August 2021

Dr. Maya Baharal Saar


Maya Baharal Saar

University of Florida

What got you interested in invasive ant species?

Invasive ant species are an increasing burden on local ecology and human economy. I find it interesting that sometimes, the olfactory system of supercolony-creating ant species is wired differently compared to other ant species. I believe delving into this direction of study may give us new tools to deal with invasion of ant species and its consequences. First though, one must understand the geographic scope of the invasion, its history, and if particular hotspots exist for management.

What is the main focus of your Postdoc work?

I focus on an invasive ant species that was neglected in research for the past decade – the little fire ant (Wasmannia auropunctata), its spread in Florida (USA), its social structure, and in lying first foundations to potential molecular pathways for management.

W. auropunctata affect negatively on agriculture and ecosystems in invaded areas world-wide. For example, it may spread plant disease, it cultivates Hemiptera species which harm crops, and it negatively impact natural pollination and seed-dispersal.

In Florida, W. auropunctata probably occurs in two-thirds of the state and nests in the wild in close proximity to human settlements and resources, for example, plantations and plant nurseries.  It stings agricultural workers and limits their ability to work. Human reaction to the sting varies from mild discomfort to 3 days of painful sensation and sometimes an allergic reaction. Florida is the source of introduction of W. auropunctata to Hawaii. It has since spread rapidly, with estimates of a density of >20,000 ants per m2 in plantations and has been the focus of many eradication attempts. In Israel, W. auropunctata comprises a single unicolonial population, and recent research reveals that, without control in place, it has spread dramatically throughout the country.

 My work is composed of three complementary parts:

The first is gene knockout of olfactory related genes. As communication in ants rely heavily on olfactory cues, testing mutations in genes that regulate olfaction and social behavior, and especially in a super-colony creating ant species such as W. auropunctata, may be the basis for management solutions in future.
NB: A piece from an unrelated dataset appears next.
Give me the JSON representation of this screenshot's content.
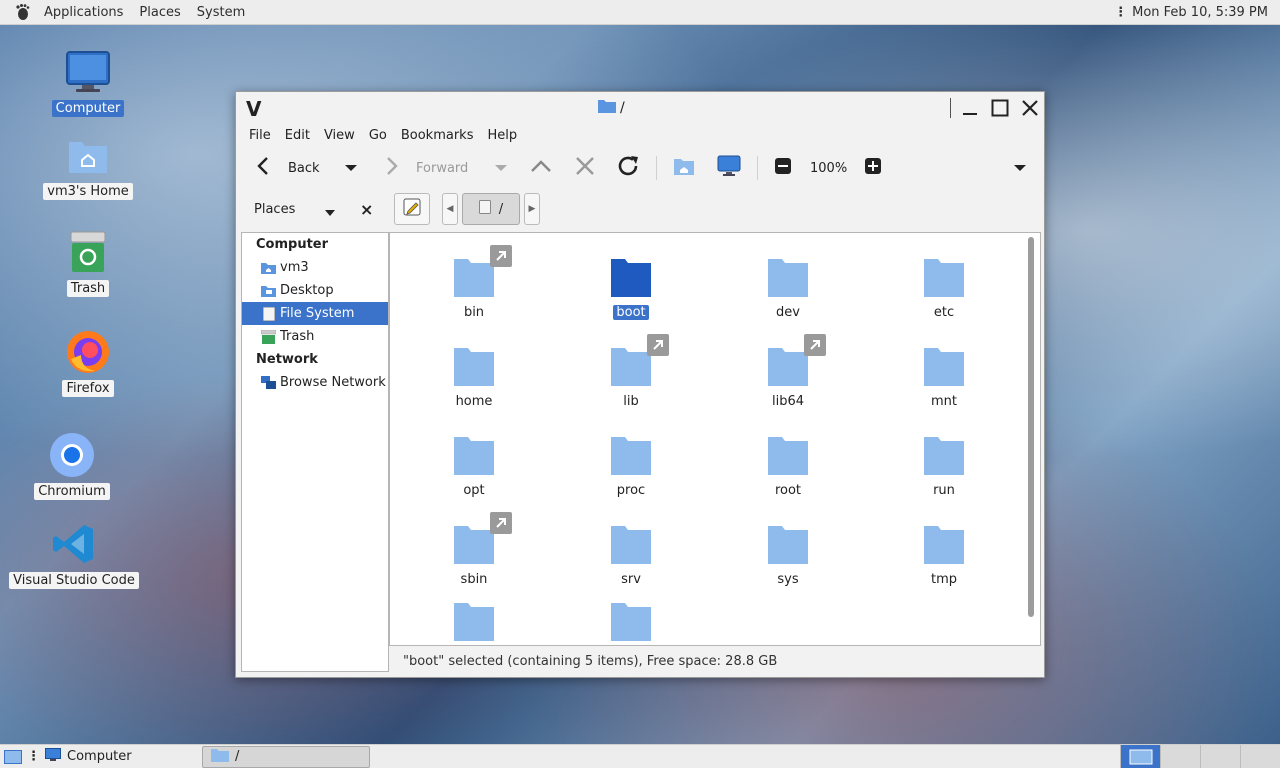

The second is mapping   W. auropunctata’s invasion throughout Florida. Despite its ancient invasion (1924), W. auropunctata has been poorly studied in Florida. Preliminary data collected suggest the occurrence of different genetic based lineages of W. auropunctata. I seek to understand the social structure of W. auropunctata, to understand its invasion history and possibly its spread in Florida. Understanding the history and the status of W. auropunctata in Florida today, may aid in preventing future introductions to the U.S.

The third is summarizing the literature gap of W. auropunctata, that was neglected for about a decade, through an extensive review I am currently writing.

How did the Covid-19 quarantines impact your research?

Losing almost a year of experiments due to quarantine, was challenging. I had to “sacrifice” some of the molecular work that I intended to perform in the laboratory, in favour of field work, which at some point of the quarantine, was allowed. I had to be creative in finding solutions to keep progressing, while facing physical and mental challenges, at home and at work. Finding supporting collaborators and thinking of new pathways to get to similar, if not to exact goals, aided tremendously.

In addition, shortly before Covid-19 quarantine began, I joined one of the largest science communication ‘non-profit’ organizations in Israel, “Little Big Science” (in Hebrew: מדע גדול, בקטנה). Making exciting scientific knowledge accessible to the Israeli public, while bridging the language (English-Hebrew) barrier, was a most rewarding role I took upon myself. I was working with some of the brightest minds in Israeli academia and industry from a simple laptop at my home during quarantine.

I highly recommend following popular science articles by “Little Big Science” on the different social media platforms. Currently I manage recruitments for the scientific team of the organization.  If anyone reading this piece is interested, please do reach out.

What tip would you give someone just beginning a career in agricultural research?

Genetic tools have emerged and allow the analysis of the role(s) of genes in regulating social communication and behaviour. These advances open new opportunities to study communication and behavior of insect pests and increase our understanding on how to possibly control them. I highly recommend finding an open research niche that you feel strongly about and finding collaborators that share your feelings. However, finding funding for research is always difficult, at all stages of academia. Dealing with rejections is a great part in the life of a scientist. Being tenacious and believing in yourself is highly important. Please feel free to contact me for support, especially minorities (women, LGBTQ+, POC, etc.) in science.

You can read more about my work and get in touch here: